Speaking to Computer Weekly, Owen Rogers, a research director working within the analyst house’s Digital Economics Unit, said the price difference is largely down to the fact energy costs are higher on the continent.
Furthermore, it’s also not uncommon to see relatively large differences between the prices European providers charge, as they look to cash-in on the data sovereignty concerns of European CIOs.
“You might expect all European service providers to charge roughly the same premium for their services compared with the US, but we uncovered huge variations,” he said.
“This suggests to me that European service providers are charging more because cloud buyers are willing to pay extra for data held locally or stored in-region because of privacy legislation.”
In certain European countries, a lack of competition forces cloud buyers to pay more as it is harder to shop around for better pricing, added Rogers.
“CIOs need to question if they really need to host their applications in Europe or in-region, because there is a chance they could get access to cheaper resources if they are willing to host their data elsewhere,” he said.
Biggest providers may not be cheapest
To compile the 451 Research Cloud Price Index, the organisation carries out a cost analysis of the cloud-based compute, storage, database and management resources needed to run a typical web server application.
Rogers said CIOs would be well advised to carry out a similarly comprehensive comparison when trying to work out which cloud provider to host their applications with. This is particularly because many assume it will be cheaper to go with a bigger provider.
“Amazon, Google and Microsoft are all embroiled in these so-called price wars, which we think is a great way for these companies to get publicity,” said Rogers.
“It would be natural to assume these companies are the cheapest in the market, but there are lots of local providers out there who are priced competitively. My advice would be to shop around.”
Cloud pricing ‘a downward trend’
He also cautioned CIOs against assuming that providers announcing a price cut will automatically translate into cost savings for their organisation.
“Sometimes CIOs might see a price cut mentioned somewhere and assume their costs will come down, but often it will not have a big effect,” he said.
“The nature of using cloud often means the amount of resources you consume goes up over time, resulting in your expenditure going up too.”
While the price of cloud services is steadily going down, anyone expecting to see huge double-digit drops in price is likely to be disappointed, he added.
“Cloud pricing is on a downward trend as the hyper scalers had such a large impact on pricing, and they can continue to cut their prices for the foreseeable future. But I don’t think pricing is coming down as quickly as people think,” added Rogers.
“I would expect a 5 to 10% drop towards the end of this year, as this latest Cloud Price Index shows prices are down 6% compared with the previous quarter.”
Read more about cloud pricing trends
- Entry-level pricing for cloud computing services is 66% lower than it was two years ago, as competition between providers forces more of them to cut their prices.

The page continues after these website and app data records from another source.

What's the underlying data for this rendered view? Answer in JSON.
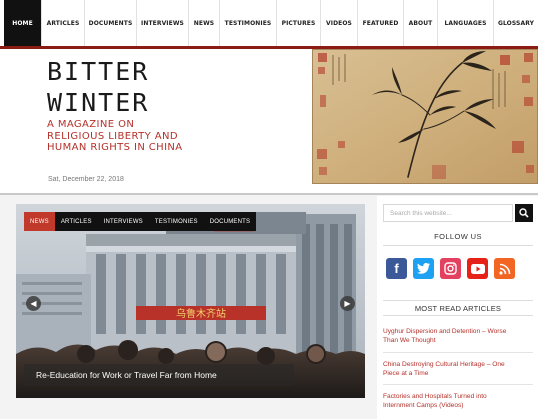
{
  "nav": {
    "items": [
      "HOME",
      "ARTICLES",
      "DOCUMENTS",
      "INTERVIEWS",
      "NEWS",
      "TESTIMONIES",
      "PICTURES",
      "VIDEOS",
      "FEATURED",
      "ABOUT",
      "LANGUAGES",
      "GLOSSARY"
    ],
    "active": "HOME"
  },
  "header": {
    "logo_line1": "BITTER",
    "logo_line2": "WINTER",
    "tagline_line1": "A MAGAZINE ON",
    "tagline_line2": "RELIGIOUS LIBERTY AND",
    "tagline_line3": "HUMAN RIGHTS IN CHINA",
    "date": "Sat, December 22, 2018"
  },
  "slider": {
    "tabs": [
      "NEWS",
      "ARTICLES",
      "INTERVIEWS",
      "TESTIMONIES",
      "DOCUMENTS"
    ],
    "active_tab": "NEWS",
    "caption": "Re-Education for Work or Travel Far from Home",
    "sign_text": "乌鲁木齐站"
  },
  "sidebar": {
    "search_placeholder": "Search this website...",
    "follow_heading": "FOLLOW US",
    "social": [
      {
        "icon": "facebook-icon",
        "glyph": "f",
        "color": "#3b5998"
      },
      {
        "icon": "twitter-icon",
        "glyph": "t",
        "color": "#1da1f2"
      },
      {
        "icon": "instagram-icon",
        "glyph": "◎",
        "color": "#e4405f"
      },
      {
        "icon": "youtube-icon",
        "glyph": "▶",
        "color": "#e62117"
      },
      {
        "icon": "rss-icon",
        "glyph": "◣",
        "color": "#f26522"
      }
    ],
    "most_read_heading": "MOST READ ARTICLES",
    "articles": [
      {
        "line1": "Uyghur Dispersion and Detention – Worse",
        "line2": "Than We Thought"
      },
      {
        "line1": "China Destroying Cultural Heritage – One",
        "line2": "Piece at a Time"
      },
      {
        "line1": "Factories and Hospitals Turned into",
        "line2": "Internment Camps (Videos)"
      }
    ]
  },
  "colors": {
    "accent_red": "#b5302a",
    "nav_border": "#8c1c13",
    "active_tab": "#c0392b"
  }
}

- Enterprises that stick with on-demand payment plans for cloud services may end up paying out more in the long run than firms who commit to lengthier, best-case pricing contracts with providers, research suggests.